◆ Task description ◆
Will you output the entries below exactly, skipping every image they contain?

◆ Material for this task ◆
···

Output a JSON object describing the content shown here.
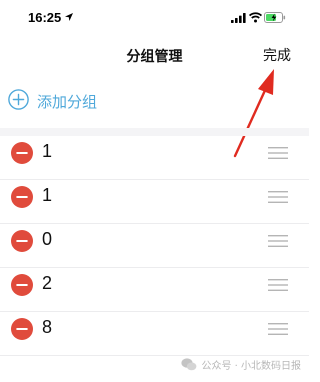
{
  "status_bar": {
    "time": "16:25",
    "icons": [
      "location-arrow-icon",
      "cellular-signal-icon",
      "wifi-icon",
      "battery-charging-icon"
    ]
  },
  "nav": {
    "title": "分组管理",
    "done_label": "完成"
  },
  "add_group": {
    "label": "添加分组",
    "icon": "plus-circle-icon"
  },
  "groups": [
    {
      "label": "1"
    },
    {
      "label": "1"
    },
    {
      "label": "0"
    },
    {
      "label": "2"
    },
    {
      "label": "8"
    }
  ],
  "watermark": {
    "text": "公众号 · 小北数码日报"
  },
  "colors": {
    "accent": "#4fa8da",
    "delete": "#e04b3c",
    "annotation_arrow": "#e02b20",
    "handle": "#b5b5b5"
  }
}
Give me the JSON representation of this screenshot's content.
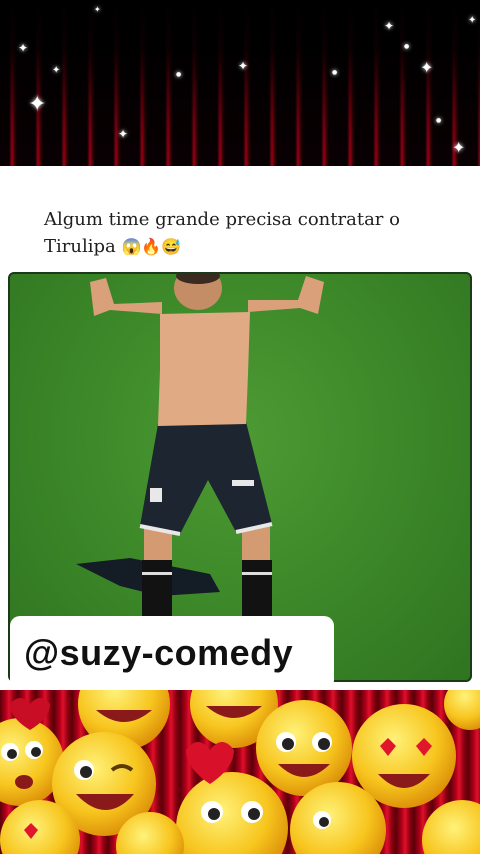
{
  "post": {
    "caption_line1": "Algum time grande precisa contratar o",
    "caption_line2": "Tirulipa",
    "caption_emojis": "😱🔥😅"
  },
  "watermark": {
    "text": "@suzy-comedy"
  },
  "video": {
    "content": "shirtless soccer player celebrating on pitch"
  },
  "colors": {
    "card_bg": "#ffffff",
    "pitch_green": "#3e8a2a",
    "banner_red": "#c3001a"
  }
}
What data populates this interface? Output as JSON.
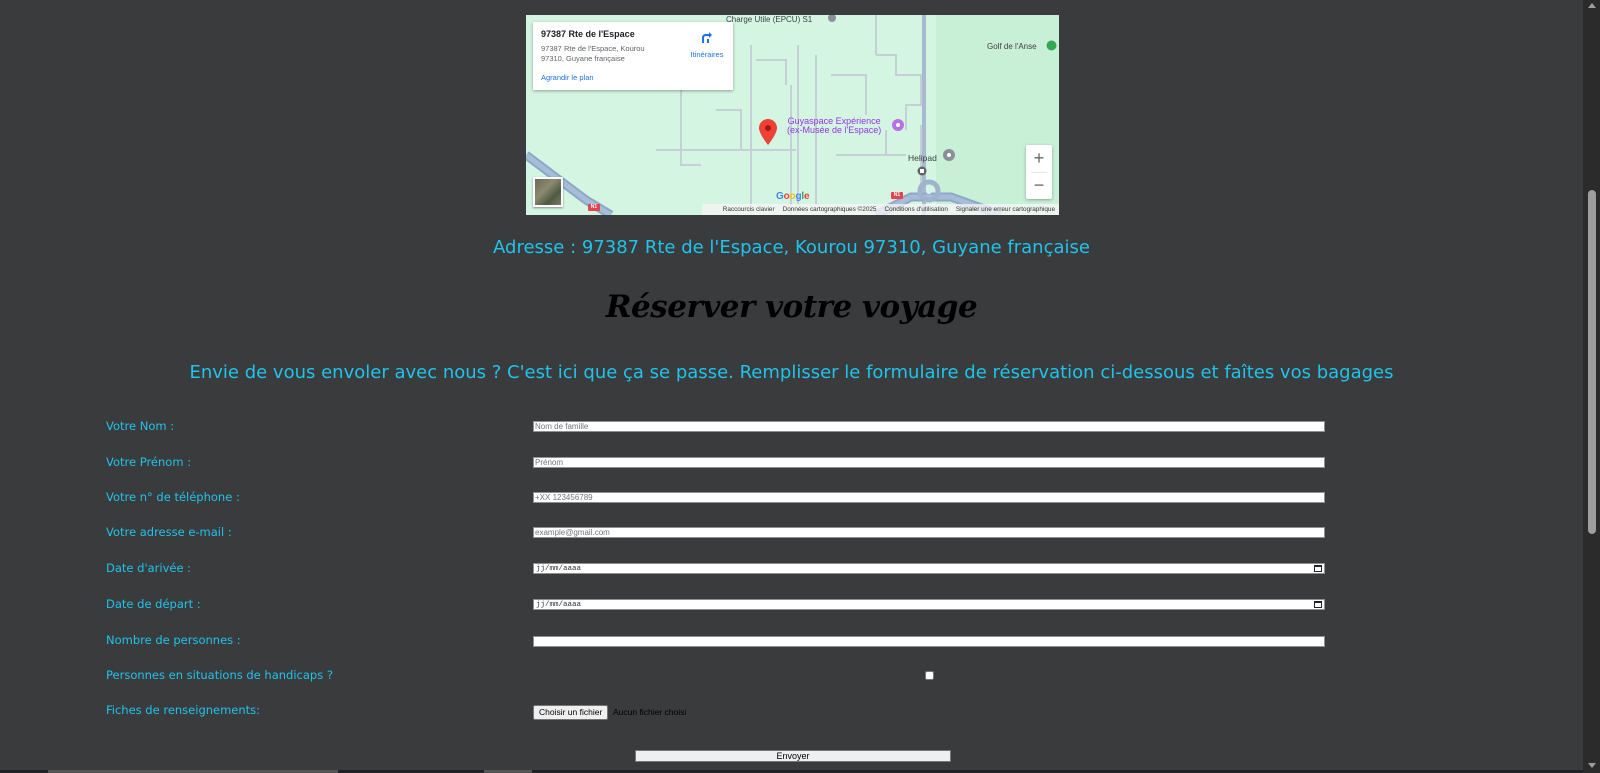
{
  "map": {
    "card": {
      "title": "97387 Rte de l'Espace",
      "address_line1": "97387 Rte de l'Espace, Kourou",
      "address_line2": "97310, Guyane française",
      "directions_label": "Itinéraires",
      "enlarge_link": "Agrandir le plan"
    },
    "labels": {
      "epcu": "Charge Utile (EPCU) S1",
      "golf": "Golf de l'Anse",
      "guyaspace_1": "Guyaspace Expérience",
      "guyaspace_2": "(ex-Musée de l'Espace)",
      "helipad": "Helipad",
      "road_n1": "N1"
    },
    "zoom_in": "+",
    "zoom_out": "−",
    "logo": "Google",
    "footer": {
      "shortcuts": "Raccourcis clavier",
      "data": "Données cartographiques ©2025",
      "terms": "Conditions d'utilisation",
      "report": "Signaler une erreur cartographique"
    }
  },
  "address": "Adresse : 97387 Rte de l'Espace, Kourou 97310, Guyane française",
  "title": "Réserver votre voyage",
  "subtitle": "Envie de vous envoler avec nous ? C'est ici que ça se passe. Remplisser le formulaire de réservation ci-dessous et faîtes vos bagages",
  "form": {
    "nom": {
      "label": "Votre Nom :",
      "placeholder": "Nom de famille"
    },
    "prenom": {
      "label": "Votre Prénom :",
      "placeholder": "Prénom"
    },
    "telephone": {
      "label": "Votre n° de téléphone :",
      "placeholder": "+XX 123456789"
    },
    "email": {
      "label": "Votre adresse e-mail :",
      "placeholder": "example@gmail.com"
    },
    "arrivee": {
      "label": "Date d'arivée :",
      "placeholder": "jj/mm/aaaa"
    },
    "depart": {
      "label": "Date de départ :",
      "placeholder": "jj/mm/aaaa"
    },
    "personnes": {
      "label": "Nombre de personnes :",
      "value": ""
    },
    "handicap": {
      "label": "Personnes en situations de handicaps ?",
      "checked": false
    },
    "fiches": {
      "label": "Fiches de renseignements:",
      "button": "Choisir un fichier",
      "status": "Aucun fichier choisi"
    },
    "submit": "Envoyer"
  },
  "colors": {
    "background": "#3a3b3d",
    "accent_text": "#1fc4ec",
    "title": "#000000",
    "map_green": "#d4f5e2",
    "marker_red": "#ea4335",
    "poi_purple": "#9334e6"
  },
  "icons": [
    "directions-icon",
    "map-pin-icon",
    "poi-icon",
    "satellite-thumbnail",
    "calendar-icon"
  ]
}
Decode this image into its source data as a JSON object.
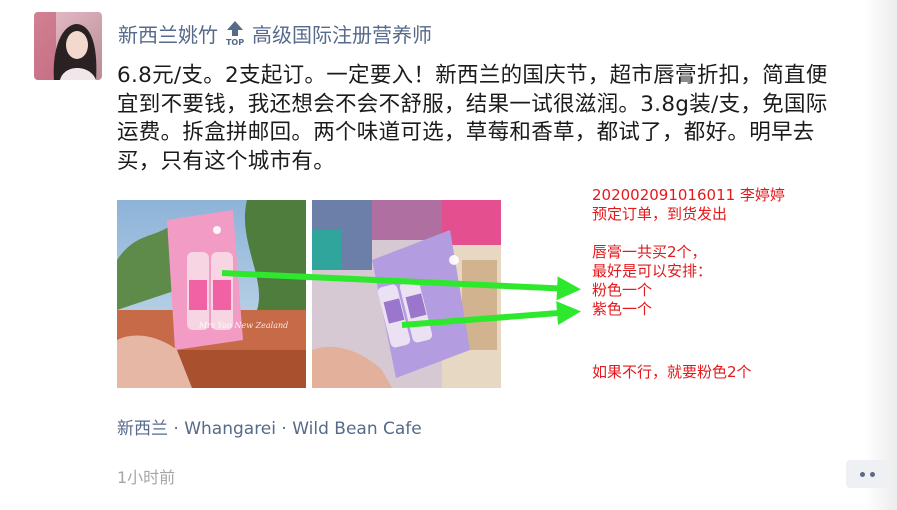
{
  "post": {
    "author_name": "新西兰姚竹",
    "top_badge_label": "TOP",
    "author_title": "高级国际注册营养师",
    "text_lines": [
      "6.8元/支。2支起订。一定要入！新西兰的国庆节，超市唇膏折扣，简直便",
      "宜到不要钱，我还想会不会不舒服，结果一试很滋润。3.8g装/支，免国际",
      "运费。拆盒拼邮回。两个味道可选，草莓和香草，都试了，都好。明早去",
      "买，只有这个城市有。"
    ],
    "photo_watermark": "Mrs Yao New Zealand",
    "location": "新西兰 · Whangarei · Wild Bean Cafe",
    "timestamp": "1小时前"
  },
  "annotation": {
    "lines": [
      "202002091016011    李婷婷",
      "预定订单，到货发出",
      "",
      "唇膏一共买2个，",
      "最好是可以安排：",
      "粉色一个",
      "紫色一个"
    ],
    "note": "如果不行，就要粉色2个",
    "text_color": "#e3191c",
    "arrow_color": "#2ee82e"
  },
  "colors": {
    "name_link": "#566a8a",
    "timestamp": "#a6a6a6",
    "body_text": "#1b1b1b"
  },
  "icons": [
    "top-badge-icon",
    "more-options-icon"
  ]
}
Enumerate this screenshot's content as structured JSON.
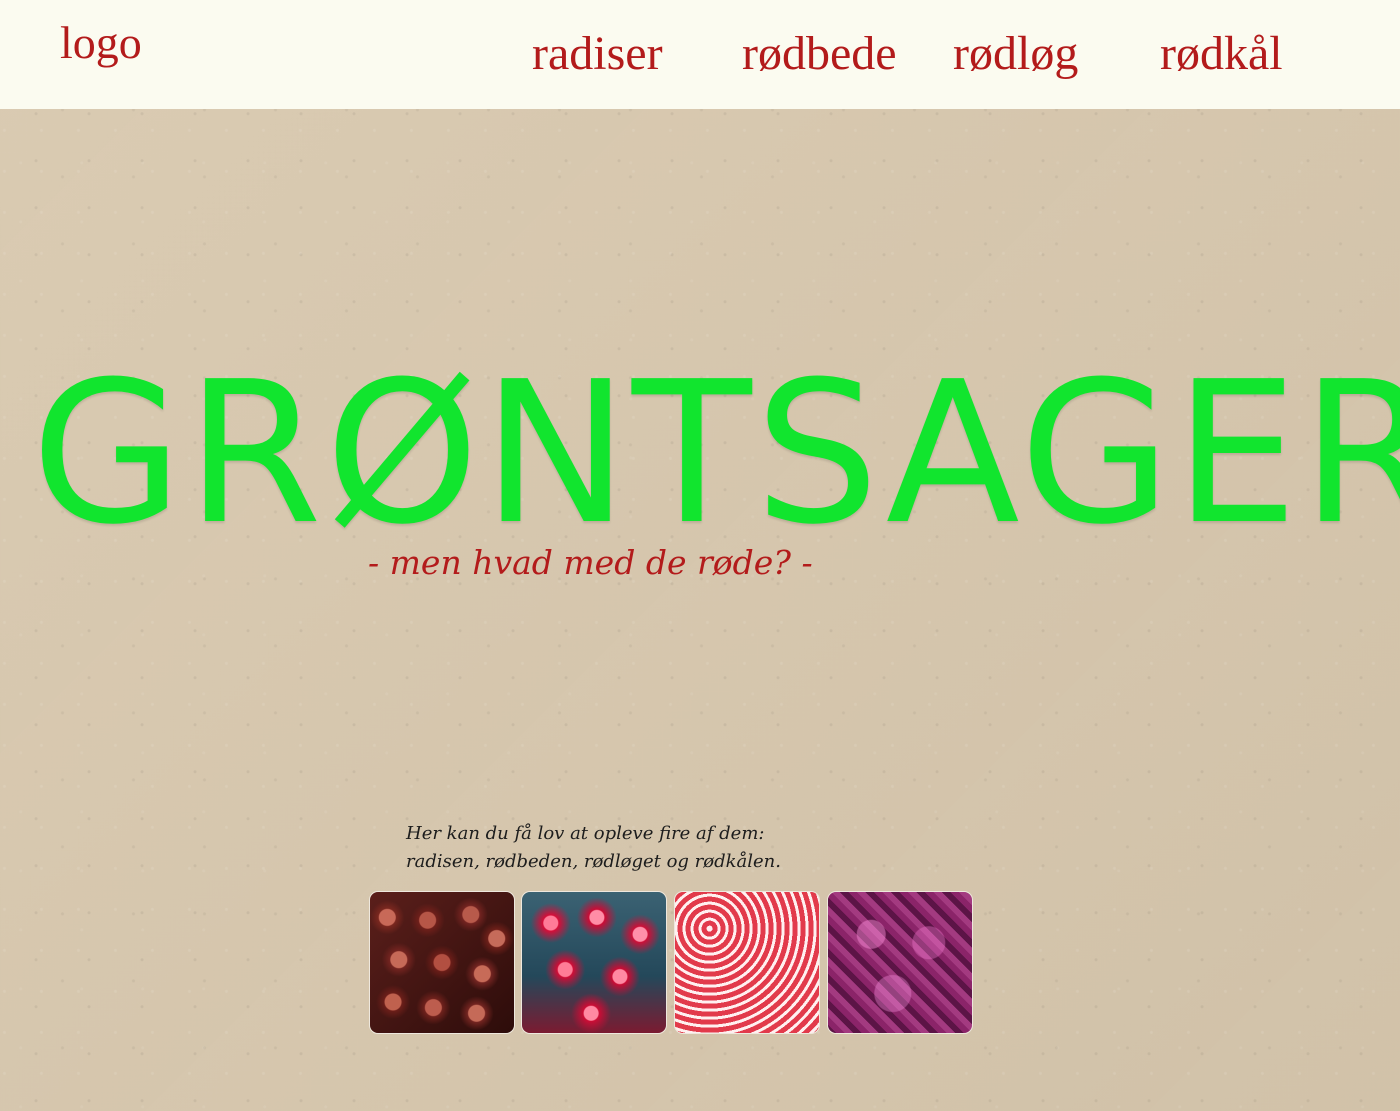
{
  "header": {
    "logo": "logo",
    "nav": [
      "radiser",
      "rødbede",
      "rødløg",
      "rødkål"
    ]
  },
  "hero": {
    "title": "GRØNTSAGER",
    "subtitle": "- men hvad med de røde? -"
  },
  "intro": {
    "text": "Her kan du få lov at opleve fire af dem:\nradisen, rødbeden, rødløget og rødkålen."
  },
  "gallery": {
    "images": [
      "red-onion-image",
      "radish-image",
      "beet-slices-image",
      "red-kale-image"
    ]
  }
}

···

◆ Solution below ◆
Output a JSON object describing the content shown here.
{
  "status_bar": {
    "time": "16:25",
    "icons": [
      "location-arrow-icon",
      "cellular-signal-icon",
      "wifi-icon",
      "battery-charging-icon"
    ]
  },
  "nav": {
    "title": "分组管理",
    "done_label": "完成"
  },
  "add_group": {
    "label": "添加分组",
    "icon": "plus-circle-icon"
  },
  "groups": [
    {
      "label": "1"
    },
    {
      "label": "1"
    },
    {
      "label": "0"
    },
    {
      "label": "2"
    },
    {
      "label": "8"
    }
  ],
  "watermark": {
    "text": "公众号 · 小北数码日报"
  },
  "colors": {
    "accent": "#4fa8da",
    "delete": "#e04b3c",
    "annotation_arrow": "#e02b20",
    "handle": "#b5b5b5"
  }
}
Give me the JSON representation of this screenshot's content.
{
  "post": {
    "caption_line1": "Algum time grande precisa contratar o",
    "caption_line2": "Tirulipa",
    "caption_emojis": "😱🔥😅"
  },
  "watermark": {
    "text": "@suzy-comedy"
  },
  "video": {
    "content": "shirtless soccer player celebrating on pitch"
  },
  "colors": {
    "card_bg": "#ffffff",
    "pitch_green": "#3e8a2a",
    "banner_red": "#c3001a"
  }
}
What data populates this interface? Output as JSON.
{
  "map": {
    "card": {
      "title": "97387 Rte de l'Espace",
      "address_line1": "97387 Rte de l'Espace, Kourou",
      "address_line2": "97310, Guyane française",
      "directions_label": "Itinéraires",
      "enlarge_link": "Agrandir le plan"
    },
    "labels": {
      "epcu": "Charge Utile (EPCU) S1",
      "golf": "Golf de l'Anse",
      "guyaspace_1": "Guyaspace Expérience",
      "guyaspace_2": "(ex-Musée de l'Espace)",
      "helipad": "Helipad",
      "road_n1": "N1"
    },
    "zoom_in": "+",
    "zoom_out": "−",
    "logo": "Google",
    "footer": {
      "shortcuts": "Raccourcis clavier",
      "data": "Données cartographiques ©2025",
      "terms": "Conditions d'utilisation",
      "report": "Signaler une erreur cartographique"
    }
  },
  "address": "Adresse : 97387 Rte de l'Espace, Kourou 97310, Guyane française",
  "title": "Réserver votre voyage",
  "subtitle": "Envie de vous envoler avec nous ? C'est ici que ça se passe. Remplisser le formulaire de réservation ci-dessous et faîtes vos bagages",
  "form": {
    "nom": {
      "label": "Votre Nom :",
      "placeholder": "Nom de famille"
    },
    "prenom": {
      "label": "Votre Prénom :",
      "placeholder": "Prénom"
    },
    "telephone": {
      "label": "Votre n° de téléphone :",
      "placeholder": "+XX 123456789"
    },
    "email": {
      "label": "Votre adresse e-mail :",
      "placeholder": "example@gmail.com"
    },
    "arrivee": {
      "label": "Date d'arivée :",
      "placeholder": "jj/mm/aaaa"
    },
    "depart": {
      "label": "Date de départ :",
      "placeholder": "jj/mm/aaaa"
    },
    "personnes": {
      "label": "Nombre de personnes :",
      "value": ""
    },
    "handicap": {
      "label": "Personnes en situations de handicaps ?",
      "checked": false
    },
    "fiches": {
      "label": "Fiches de renseignements:",
      "button": "Choisir un fichier",
      "status": "Aucun fichier choisi"
    },
    "submit": "Envoyer"
  },
  "colors": {
    "background": "#3a3b3d",
    "accent_text": "#1fc4ec",
    "title": "#000000",
    "map_green": "#d4f5e2",
    "marker_red": "#ea4335",
    "poi_purple": "#9334e6"
  },
  "icons": [
    "directions-icon",
    "map-pin-icon",
    "poi-icon",
    "satellite-thumbnail",
    "calendar-icon"
  ]
}
Decode this image into its source data as a JSON object.
{
  "post": {
    "author_name": "新西兰姚竹",
    "top_badge_label": "TOP",
    "author_title": "高级国际注册营养师",
    "text_lines": [
      "6.8元/支。2支起订。一定要入！新西兰的国庆节，超市唇膏折扣，简直便",
      "宜到不要钱，我还想会不会不舒服，结果一试很滋润。3.8g装/支，免国际",
      "运费。拆盒拼邮回。两个味道可选，草莓和香草，都试了，都好。明早去",
      "买，只有这个城市有。"
    ],
    "photo_watermark": "Mrs Yao New Zealand",
    "location": "新西兰 · Whangarei · Wild Bean Cafe",
    "timestamp": "1小时前"
  },
  "annotation": {
    "lines": [
      "202002091016011    李婷婷",
      "预定订单，到货发出",
      "",
      "唇膏一共买2个，",
      "最好是可以安排：",
      "粉色一个",
      "紫色一个"
    ],
    "note": "如果不行，就要粉色2个",
    "text_color": "#e3191c",
    "arrow_color": "#2ee82e"
  },
  "colors": {
    "name_link": "#566a8a",
    "timestamp": "#a6a6a6",
    "body_text": "#1b1b1b"
  },
  "icons": [
    "top-badge-icon",
    "more-options-icon"
  ]
}
Enumerate this screenshot's content as structured JSON.
{
  "header": {
    "logo": "logo",
    "nav": [
      "radiser",
      "rødbede",
      "rødløg",
      "rødkål"
    ]
  },
  "hero": {
    "title": "GRØNTSAGER",
    "subtitle": "- men hvad med de røde? -"
  },
  "intro": {
    "text": "Her kan du få lov at opleve fire af dem:\nradisen, rødbeden, rødløget og rødkålen."
  },
  "gallery": {
    "images": [
      "red-onion-image",
      "radish-image",
      "beet-slices-image",
      "red-kale-image"
    ]
  }
}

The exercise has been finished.